A number of nutritional strategies have been proposed to minimise gastrointestinal distress. It must be noted that these are based on limited research. Nevertheless, anecdotally they seem to be effective.
Avoid high-fiber foods in the day or even days before competition. For the athlete in training, a diet with adequate fibre will help keep the bowel regular. However, before race day increased bowel movements are not desirable and can accelerate fluid and electrolyte loss. Depending on the type of fibre, it may also cause undesirable gas production and bloating! Highly refined and processed white & beige foods although not usually a feature of a healthy diet, have their place leading up to an event. Pasta, white rice, white bread and bagels will all reduce the likelihood of GI problems on race day.
Avoid foods which you suspect you might have an intolerance to, (e.g wheat, dairy etc). These can GI problems which will be exacerbated problems during exercise.
Avoid aspirin and Non Steroidal Anti Inflammatory Drugs (NSAIDs) such as ibuprofen. Both aspirin and NSAIDs have commonly been shown to increase intestinal permeability and may increase the incidence of gastrointestinal complaints. The use of NSAIDs in the pre-race period should be discouraged, particularly for athletes with a history of gastrointestinal problems.
Avoid high-fructose foods (in particular drinks that are exclusively fructose). However, interestingly, a fructose and glucose combination may not cause problems and may be better tolerated.
For athletes who compete in endurance events, an interesting observation is that when a beverage is consumed that contains multiple transportable carbohydrates such as glucose and fructose maltodextrin and fructose, gastrointestinal symptoms seem to be reduced compared with the consumption of the same (large) amount of a single carbohydrate (glucose).

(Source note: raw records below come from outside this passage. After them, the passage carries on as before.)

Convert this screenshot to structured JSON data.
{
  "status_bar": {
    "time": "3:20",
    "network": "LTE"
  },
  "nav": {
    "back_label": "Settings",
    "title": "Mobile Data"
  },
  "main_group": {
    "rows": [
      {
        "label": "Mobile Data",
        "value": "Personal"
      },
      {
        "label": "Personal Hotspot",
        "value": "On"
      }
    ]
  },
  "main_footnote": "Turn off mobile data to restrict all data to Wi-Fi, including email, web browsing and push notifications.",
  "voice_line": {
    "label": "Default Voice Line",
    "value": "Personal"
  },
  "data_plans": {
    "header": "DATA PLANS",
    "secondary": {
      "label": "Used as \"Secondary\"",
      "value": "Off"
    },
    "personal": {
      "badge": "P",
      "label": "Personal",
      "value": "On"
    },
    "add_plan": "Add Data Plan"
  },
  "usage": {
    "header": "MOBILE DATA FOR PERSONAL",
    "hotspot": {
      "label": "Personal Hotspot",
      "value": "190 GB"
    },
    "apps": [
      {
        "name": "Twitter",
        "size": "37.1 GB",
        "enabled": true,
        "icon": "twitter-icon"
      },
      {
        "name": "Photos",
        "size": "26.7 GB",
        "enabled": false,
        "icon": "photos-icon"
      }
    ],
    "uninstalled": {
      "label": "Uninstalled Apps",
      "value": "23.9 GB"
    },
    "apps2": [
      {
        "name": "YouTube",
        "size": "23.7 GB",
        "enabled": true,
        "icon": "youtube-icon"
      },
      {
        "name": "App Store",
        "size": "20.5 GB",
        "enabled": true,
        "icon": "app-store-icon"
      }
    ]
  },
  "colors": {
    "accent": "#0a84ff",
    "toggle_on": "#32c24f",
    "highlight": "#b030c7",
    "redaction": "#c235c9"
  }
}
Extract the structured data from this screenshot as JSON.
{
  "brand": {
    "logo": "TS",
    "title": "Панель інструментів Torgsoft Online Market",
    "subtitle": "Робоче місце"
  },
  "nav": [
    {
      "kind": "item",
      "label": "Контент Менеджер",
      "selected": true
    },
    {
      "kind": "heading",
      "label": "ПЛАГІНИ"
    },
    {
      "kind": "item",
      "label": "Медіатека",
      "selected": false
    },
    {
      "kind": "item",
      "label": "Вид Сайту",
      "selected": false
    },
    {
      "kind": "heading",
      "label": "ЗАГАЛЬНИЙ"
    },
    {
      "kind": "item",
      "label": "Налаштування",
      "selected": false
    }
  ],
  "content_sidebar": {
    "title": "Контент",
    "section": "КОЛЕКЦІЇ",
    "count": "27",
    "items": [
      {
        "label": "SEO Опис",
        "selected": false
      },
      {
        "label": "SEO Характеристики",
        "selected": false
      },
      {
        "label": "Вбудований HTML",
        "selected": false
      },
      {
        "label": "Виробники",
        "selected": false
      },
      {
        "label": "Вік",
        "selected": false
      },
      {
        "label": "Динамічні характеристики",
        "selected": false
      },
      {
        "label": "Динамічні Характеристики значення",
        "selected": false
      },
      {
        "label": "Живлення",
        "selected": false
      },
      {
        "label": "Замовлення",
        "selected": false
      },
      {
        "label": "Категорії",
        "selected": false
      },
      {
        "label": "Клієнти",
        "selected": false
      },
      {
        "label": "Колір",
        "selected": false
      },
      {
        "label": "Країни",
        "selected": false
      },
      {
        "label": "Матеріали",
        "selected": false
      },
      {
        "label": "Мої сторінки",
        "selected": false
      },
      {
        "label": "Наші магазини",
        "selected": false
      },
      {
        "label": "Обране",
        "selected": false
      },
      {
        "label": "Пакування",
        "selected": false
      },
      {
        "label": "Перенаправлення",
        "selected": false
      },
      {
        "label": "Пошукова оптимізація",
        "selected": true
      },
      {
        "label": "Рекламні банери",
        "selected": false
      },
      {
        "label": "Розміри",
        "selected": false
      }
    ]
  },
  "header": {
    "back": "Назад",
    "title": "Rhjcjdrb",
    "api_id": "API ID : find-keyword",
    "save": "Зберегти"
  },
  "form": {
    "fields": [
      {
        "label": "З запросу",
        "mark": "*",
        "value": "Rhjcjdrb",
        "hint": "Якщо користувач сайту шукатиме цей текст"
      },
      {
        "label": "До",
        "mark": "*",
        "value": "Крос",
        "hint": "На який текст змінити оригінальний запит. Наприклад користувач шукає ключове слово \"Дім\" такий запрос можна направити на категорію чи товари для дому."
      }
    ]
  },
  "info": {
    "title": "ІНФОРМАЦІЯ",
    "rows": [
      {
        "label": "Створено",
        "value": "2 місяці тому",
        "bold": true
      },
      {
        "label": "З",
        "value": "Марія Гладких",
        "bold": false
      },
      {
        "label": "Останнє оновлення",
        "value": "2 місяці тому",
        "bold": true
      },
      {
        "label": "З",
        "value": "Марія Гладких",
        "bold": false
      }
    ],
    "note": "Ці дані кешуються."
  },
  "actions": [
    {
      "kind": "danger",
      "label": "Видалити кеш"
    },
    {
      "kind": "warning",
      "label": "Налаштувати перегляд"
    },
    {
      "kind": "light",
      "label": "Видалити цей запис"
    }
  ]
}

Avoid dehydration. As dehydration can exacerbate gastrointestinal symptoms, it is important to prevent dehydration. Start the race (or training) well hydrated.
Practise new nutrition strategies & train your gut. Make sure to experiment with the pre-race and race-day nutrition plan many times before the race day. This will allow you to work out what does and doesn’t work for you, and reduces the chances of causing GI problems. Another advantage of experimenting is that your gut will adapt to the foods it is regularly exposed too and so if you eat these during a race, they are less likely to cause GI distress.